Political book club: Entitled
By Iona Gaskell | 12 October 2017
Welcome to More United’s inaugural book club! Each month we’ll be reading a new book linked to the sphere of politics and telling you what we think. To kick us off, I’ve read the latest book from More United-backed MP, Chris Bryant.
As well as being MP for Rhondda, Chris Bryant’s an accomplished nonfiction writer, with several publications under his belt. His latest book is Entitled: A Critical History of the British Aristocracy, with ‘critical’ being the operative word.
As you might expect, this is no nostalgic romp through the age of chivalry, nor an esoteric tale of upper class eccentricity. This is a damning account of the social and political dominance enjoyed by the British aristocracy for centuries - and of the extraordinary and sometimes pernicious lengths they have gone to to preserve their position.
“Their nobility was not earned, but intrinsic, inherited, in their blood. Yet their defining feature was not a noble aspiration to serve the common weal, but a desperate desire for self-advancement.”
Bryant is certainly not pulling punches. From the Anglo-Saxons to the present day, Bryant explains how a handful of families gained such wealth, power and prestige and how they maintained it through the generations.
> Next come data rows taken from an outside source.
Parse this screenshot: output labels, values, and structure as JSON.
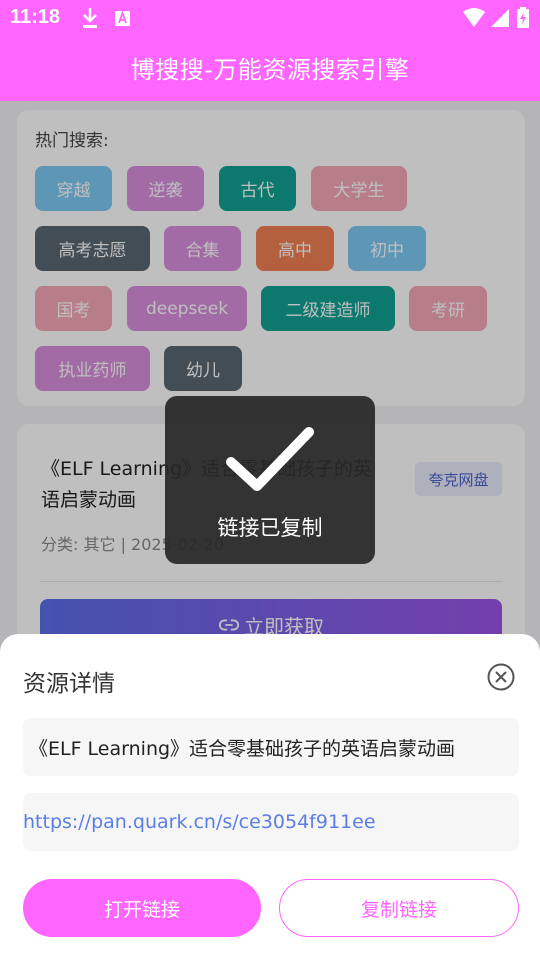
{
  "status_bar": {
    "time": "11:18",
    "icons": [
      "download-icon",
      "a-notification-icon",
      "wifi-icon",
      "signal-icon",
      "battery-charging-icon"
    ]
  },
  "header": {
    "title": "博搜搜-万能资源搜索引擎"
  },
  "hot_search": {
    "title": "热门搜索:",
    "tags": [
      {
        "label": "穿越",
        "color": "#7ec8f2"
      },
      {
        "label": "逆袭",
        "color": "#d98fdc"
      },
      {
        "label": "古代",
        "color": "#12a293"
      },
      {
        "label": "大学生",
        "color": "#f4a9b7"
      },
      {
        "label": "高考志愿",
        "color": "#5a6772"
      },
      {
        "label": "合集",
        "color": "#d98fdc"
      },
      {
        "label": "高中",
        "color": "#f07f52"
      },
      {
        "label": "初中",
        "color": "#7ec8f2"
      },
      {
        "label": "国考",
        "color": "#f4a9b7"
      },
      {
        "label": "deepseek",
        "color": "#d98fdc"
      },
      {
        "label": "二级建造师",
        "color": "#12a293"
      },
      {
        "label": "考研",
        "color": "#f4a9b7"
      },
      {
        "label": "执业药师",
        "color": "#d98fdc"
      },
      {
        "label": "幼儿",
        "color": "#5a6772"
      }
    ]
  },
  "resource_card": {
    "title": "《ELF Learning》适合零基础孩子的英语启蒙动画",
    "badge": "夸克网盘",
    "meta": "分类: 其它 | 2025-02-20",
    "get_button": "立即获取"
  },
  "toast": {
    "text": "链接已复制"
  },
  "sheet": {
    "title": "资源详情",
    "resource_name": "《ELF Learning》适合零基础孩子的英语启蒙动画",
    "resource_url": "https://pan.quark.cn/s/ce3054f911ee",
    "open_button": "打开链接",
    "copy_button": "复制链接"
  },
  "colors": {
    "brand": "#ff66ff",
    "link": "#5b7ee6",
    "button_gradient_start": "#5b6ee8",
    "button_gradient_end": "#9b55e6"
  }
}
We learn about the bloody exploits that have propped up noble families through the ages, including the extent to which the aristocracy funded - and reaped the profits of - the African slave trade. As Bryant makes chillingly clear, many of Britain’s most beautiful and treasured stately homes were built with fortunes amassed through one of history’s greatest atrocities.
Bryant’s account also does not shy away from discussing the contemporary manifestations of the aristocracy and the cultural inheritance this institution has left us. Hearing about the antics of Henry Beresford one rowdy night in 1837 - following a day at the races, he and a group of boozy friends stormed through the town of Melton Mowbray vandalizing buildings, assaulting locals and causing hundreds of pounds worth of damage - the parallels drawn with the Bullingdon Club are not accidental.
This is a partisan account to be sure, but the thoroughness of Bryant’s research combined with his direct and engaging style makes this an eye-opening and enjoyable read. Incidentally, this is an opinion shared by both Owen Jones and Jacob Rees Mogg, and if nothing else, it’s worth reading just to discover the topic on which those two individuals could agree...
Would you like to review a topical book? If you’d like to contribute to More United’s monthly book club, please get in touch.